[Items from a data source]
● ● ●

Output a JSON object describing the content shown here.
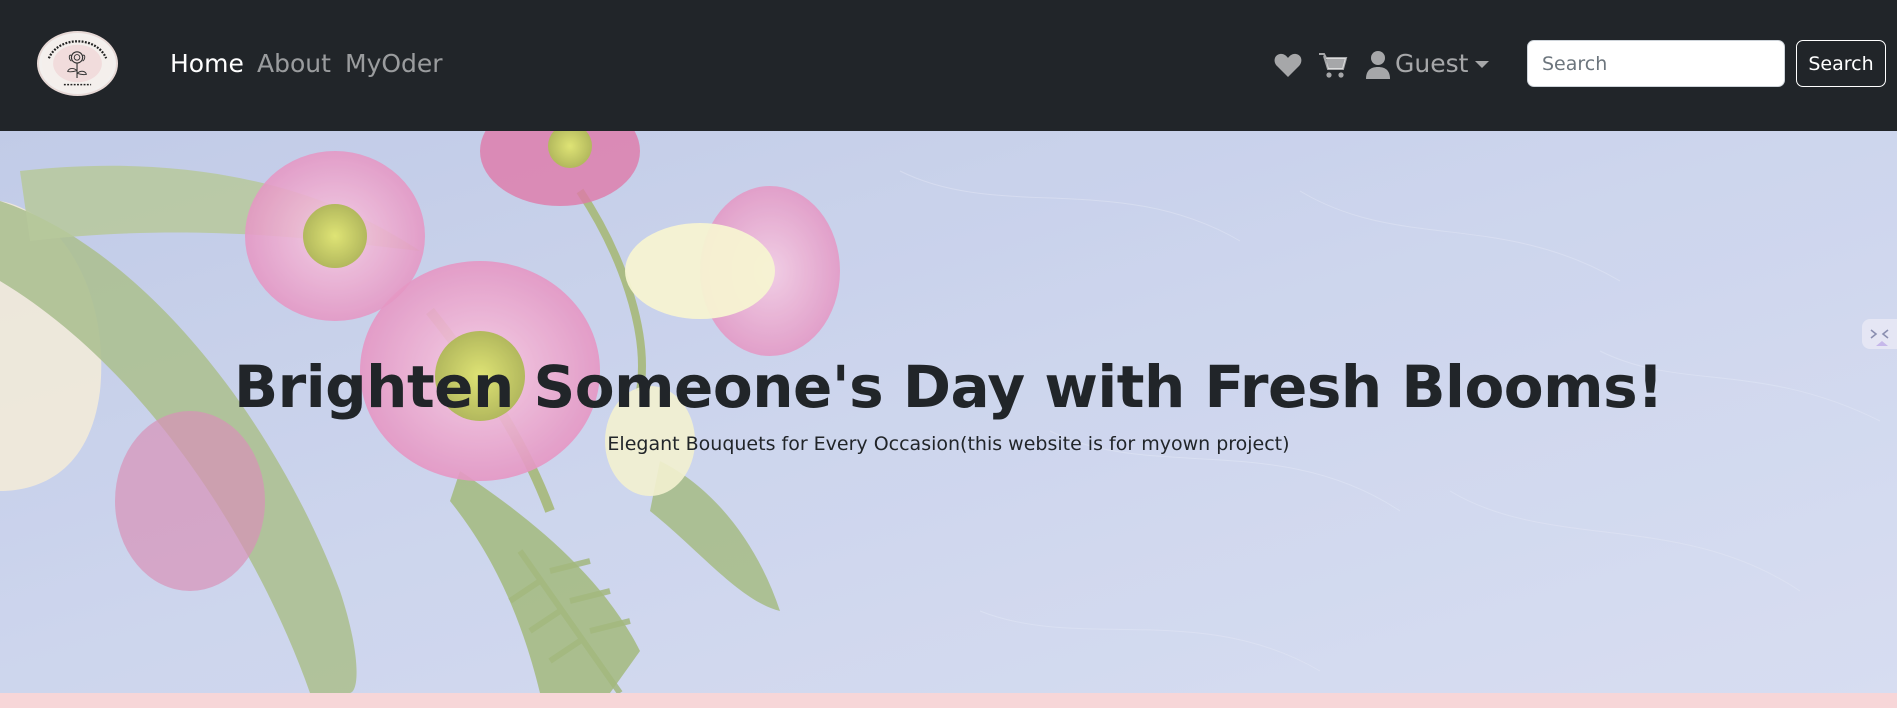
{
  "brand": {
    "logo_icon": "rose-logo-icon",
    "logo_text": "BLOOMBOUTIQUE",
    "logo_since": "SINCE 2024"
  },
  "nav": {
    "links": [
      {
        "label": "Home",
        "active": true
      },
      {
        "label": "About",
        "active": false
      },
      {
        "label": "MyOder",
        "active": false
      }
    ]
  },
  "actions": {
    "wishlist_icon": "heart-icon",
    "cart_icon": "cart-icon",
    "user_icon": "user-icon",
    "user_label": "Guest"
  },
  "search": {
    "placeholder": "Search",
    "value": "",
    "button_label": "Search"
  },
  "hero": {
    "title": "Brighten Someone's Day with Fresh Blooms!",
    "subtitle": "Elegant Bouquets for Every Occasion(this website is for myown project)"
  },
  "colors": {
    "navbar_bg": "#212529",
    "hero_bg": "#c1cbe6",
    "accent_pink": "#f7d6d8"
  }
}
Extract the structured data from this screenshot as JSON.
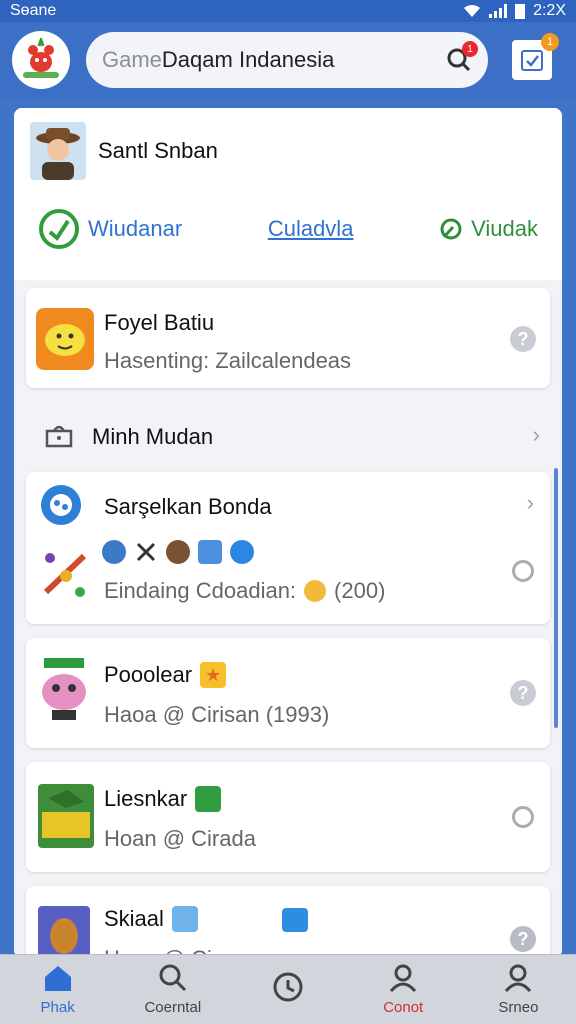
{
  "status": {
    "carrier": "Sɵane",
    "time": "2:2X"
  },
  "appbar": {
    "logo_icon": "app-logo-icon",
    "search_muted": "Game",
    "search_text": " Daqam Indanesia",
    "search_badge": "1",
    "notify_badge": "1"
  },
  "profile": {
    "name": "Santl Snban",
    "links": [
      {
        "label": "Wiudanar",
        "icon": "check-circle-icon"
      },
      {
        "label": "Culadvla"
      },
      {
        "label": "Viudak",
        "icon": "leaf-icon"
      }
    ]
  },
  "featured": {
    "title": "Foyel Batiu",
    "subtitle": "Hasenting: Zailcalendeas"
  },
  "section": {
    "label": "Minh Mudan"
  },
  "rows": [
    {
      "title": "Sarşelkan Bonda",
      "subtitle": "Eindaing Cdoadian:",
      "count": "(200)"
    },
    {
      "title": "Pooolear",
      "subtitle": "Haoa @ Cirisan (1993)"
    },
    {
      "title": "Liesnkar",
      "subtitle": "Hoan @ Cirada"
    },
    {
      "title": "Skiaal",
      "subtitle": "Haoa @ Ci..."
    }
  ],
  "tabs": [
    {
      "label": "Phak"
    },
    {
      "label": "Coerntal"
    },
    {
      "label": ""
    },
    {
      "label": "Conot"
    },
    {
      "label": "Srneo"
    }
  ],
  "colors": {
    "header_blue": "#3b70c6",
    "accent_blue": "#2e72d2",
    "accent_green": "#2f8f3b",
    "badge_red": "#e8282a",
    "badge_orange": "#f39a1e"
  }
}
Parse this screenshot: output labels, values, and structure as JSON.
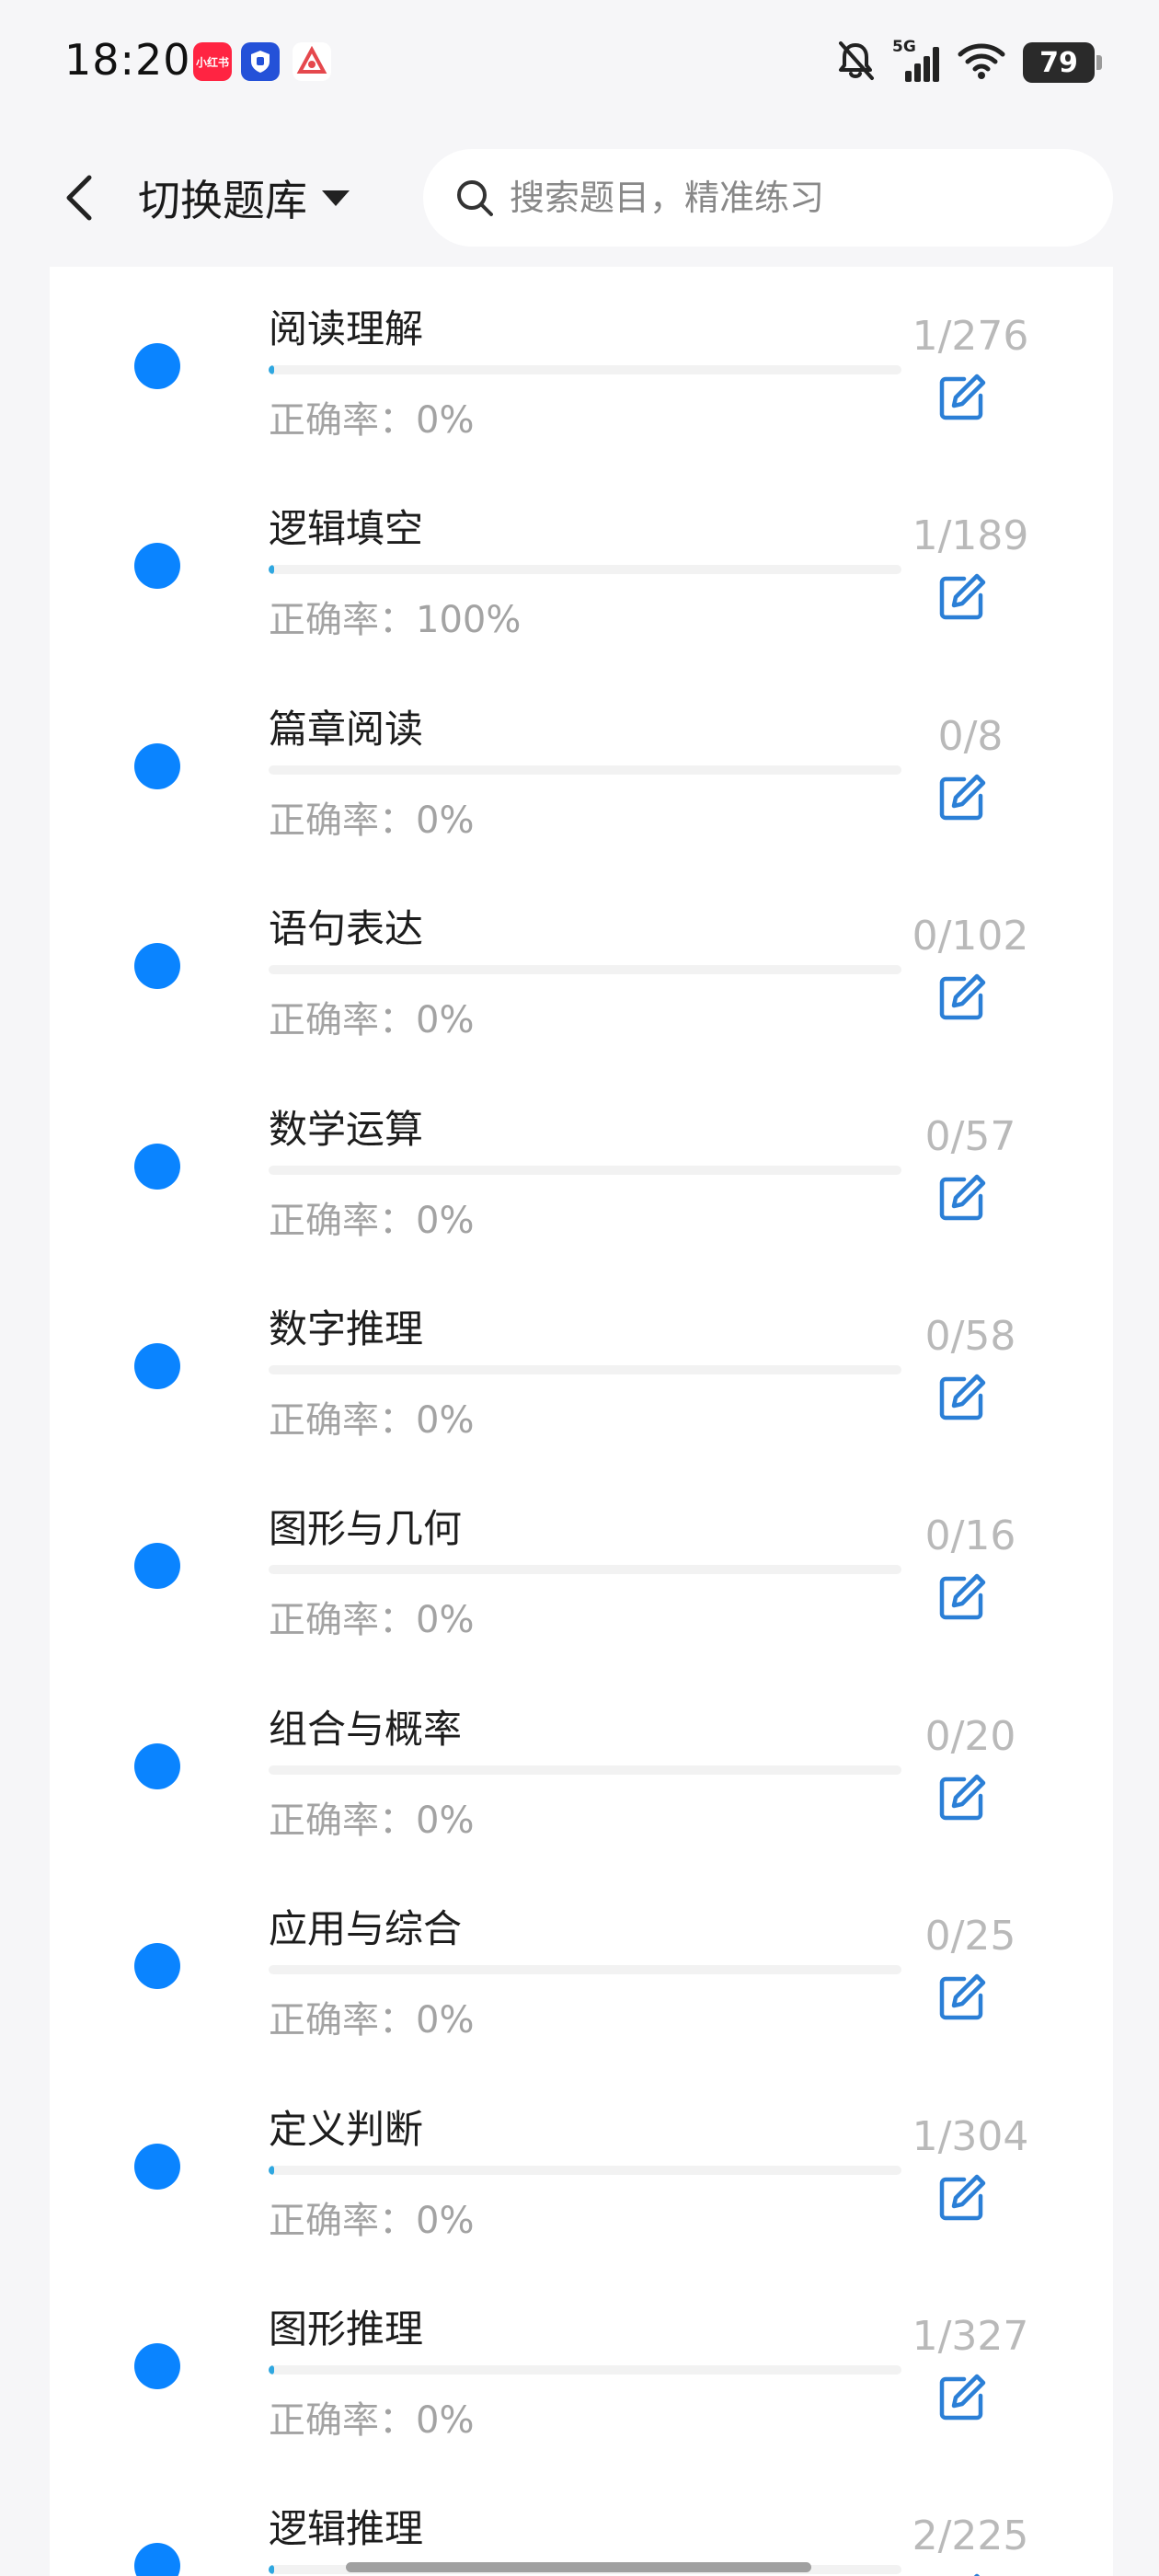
{
  "status_bar": {
    "time": "18:20",
    "notifications": [
      {
        "icon": "xiaohongshu-app-icon",
        "label": "小红书"
      },
      {
        "icon": "shield-app-icon",
        "label": "天眼"
      },
      {
        "icon": "triangle-app-icon",
        "label": ""
      }
    ],
    "network": "5G",
    "battery": "79"
  },
  "header": {
    "switch_label": "切换题库",
    "search_placeholder": "搜索题目，精准练习"
  },
  "accuracy_prefix": "正确率：",
  "colors": {
    "accent": "#0a84ff",
    "progress": "#2fa7e0",
    "edit_icon": "#2b7fd6"
  },
  "categories": [
    {
      "title": "阅读理解",
      "accuracy": "正确率：0%",
      "count": "1/276",
      "progress": 0.004
    },
    {
      "title": "逻辑填空",
      "accuracy": "正确率：100%",
      "count": "1/189",
      "progress": 0.005
    },
    {
      "title": "篇章阅读",
      "accuracy": "正确率：0%",
      "count": "0/8",
      "progress": 0
    },
    {
      "title": "语句表达",
      "accuracy": "正确率：0%",
      "count": "0/102",
      "progress": 0
    },
    {
      "title": "数学运算",
      "accuracy": "正确率：0%",
      "count": "0/57",
      "progress": 0
    },
    {
      "title": "数字推理",
      "accuracy": "正确率：0%",
      "count": "0/58",
      "progress": 0
    },
    {
      "title": "图形与几何",
      "accuracy": "正确率：0%",
      "count": "0/16",
      "progress": 0
    },
    {
      "title": "组合与概率",
      "accuracy": "正确率：0%",
      "count": "0/20",
      "progress": 0
    },
    {
      "title": "应用与综合",
      "accuracy": "正确率：0%",
      "count": "0/25",
      "progress": 0
    },
    {
      "title": "定义判断",
      "accuracy": "正确率：0%",
      "count": "1/304",
      "progress": 0.003
    },
    {
      "title": "图形推理",
      "accuracy": "正确率：0%",
      "count": "1/327",
      "progress": 0.003
    },
    {
      "title": "逻辑推理",
      "accuracy": "",
      "count": "2/225",
      "progress": 0.009
    }
  ]
}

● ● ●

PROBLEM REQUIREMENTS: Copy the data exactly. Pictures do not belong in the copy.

FINISHED EXERCISE:
Output a JSON object describing the content shown here.
{
  "brand": {
    "logo_icon": "rose-logo-icon",
    "logo_text": "BLOOMBOUTIQUE",
    "logo_since": "SINCE 2024"
  },
  "nav": {
    "links": [
      {
        "label": "Home",
        "active": true
      },
      {
        "label": "About",
        "active": false
      },
      {
        "label": "MyOder",
        "active": false
      }
    ]
  },
  "actions": {
    "wishlist_icon": "heart-icon",
    "cart_icon": "cart-icon",
    "user_icon": "user-icon",
    "user_label": "Guest"
  },
  "search": {
    "placeholder": "Search",
    "value": "",
    "button_label": "Search"
  },
  "hero": {
    "title": "Brighten Someone's Day with Fresh Blooms!",
    "subtitle": "Elegant Bouquets for Every Occasion(this website is for myown project)"
  },
  "colors": {
    "navbar_bg": "#212529",
    "hero_bg": "#c1cbe6",
    "accent_pink": "#f7d6d8"
  }
}
Extract the structured data from this screenshot as JSON.
{
  "status": {
    "carrier": "Sɵane",
    "time": "2:2X"
  },
  "appbar": {
    "logo_icon": "app-logo-icon",
    "search_muted": "Game",
    "search_text": " Daqam Indanesia",
    "search_badge": "1",
    "notify_badge": "1"
  },
  "profile": {
    "name": "Santl Snban",
    "links": [
      {
        "label": "Wiudanar",
        "icon": "check-circle-icon"
      },
      {
        "label": "Culadvla"
      },
      {
        "label": "Viudak",
        "icon": "leaf-icon"
      }
    ]
  },
  "featured": {
    "title": "Foyel Batiu",
    "subtitle": "Hasenting: Zailcalendeas"
  },
  "section": {
    "label": "Minh Mudan"
  },
  "rows": [
    {
      "title": "Sarşelkan Bonda",
      "subtitle": "Eindaing Cdoadian:",
      "count": "(200)"
    },
    {
      "title": "Pooolear",
      "subtitle": "Haoa @ Cirisan (1993)"
    },
    {
      "title": "Liesnkar",
      "subtitle": "Hoan @ Cirada"
    },
    {
      "title": "Skiaal",
      "subtitle": "Haoa @ Ci..."
    }
  ],
  "tabs": [
    {
      "label": "Phak"
    },
    {
      "label": "Coerntal"
    },
    {
      "label": ""
    },
    {
      "label": "Conot"
    },
    {
      "label": "Srneo"
    }
  ],
  "colors": {
    "header_blue": "#3b70c6",
    "accent_blue": "#2e72d2",
    "accent_green": "#2f8f3b",
    "badge_red": "#e8282a",
    "badge_orange": "#f39a1e"
  }
}
Parse this screenshot: output labels, values, and structure as JSON.
{
  "status_bar": {
    "time": "18:20",
    "notifications": [
      {
        "icon": "xiaohongshu-app-icon",
        "label": "小红书"
      },
      {
        "icon": "shield-app-icon",
        "label": "天眼"
      },
      {
        "icon": "triangle-app-icon",
        "label": ""
      }
    ],
    "network": "5G",
    "battery": "79"
  },
  "header": {
    "switch_label": "切换题库",
    "search_placeholder": "搜索题目，精准练习"
  },
  "accuracy_prefix": "正确率：",
  "colors": {
    "accent": "#0a84ff",
    "progress": "#2fa7e0",
    "edit_icon": "#2b7fd6"
  },
  "categories": [
    {
      "title": "阅读理解",
      "accuracy": "正确率：0%",
      "count": "1/276",
      "progress": 0.004
    },
    {
      "title": "逻辑填空",
      "accuracy": "正确率：100%",
      "count": "1/189",
      "progress": 0.005
    },
    {
      "title": "篇章阅读",
      "accuracy": "正确率：0%",
      "count": "0/8",
      "progress": 0
    },
    {
      "title": "语句表达",
      "accuracy": "正确率：0%",
      "count": "0/102",
      "progress": 0
    },
    {
      "title": "数学运算",
      "accuracy": "正确率：0%",
      "count": "0/57",
      "progress": 0
    },
    {
      "title": "数字推理",
      "accuracy": "正确率：0%",
      "count": "0/58",
      "progress": 0
    },
    {
      "title": "图形与几何",
      "accuracy": "正确率：0%",
      "count": "0/16",
      "progress": 0
    },
    {
      "title": "组合与概率",
      "accuracy": "正确率：0%",
      "count": "0/20",
      "progress": 0
    },
    {
      "title": "应用与综合",
      "accuracy": "正确率：0%",
      "count": "0/25",
      "progress": 0
    },
    {
      "title": "定义判断",
      "accuracy": "正确率：0%",
      "count": "1/304",
      "progress": 0.003
    },
    {
      "title": "图形推理",
      "accuracy": "正确率：0%",
      "count": "1/327",
      "progress": 0.003
    },
    {
      "title": "逻辑推理",
      "accuracy": "",
      "count": "2/225",
      "progress": 0.009
    }
  ]
}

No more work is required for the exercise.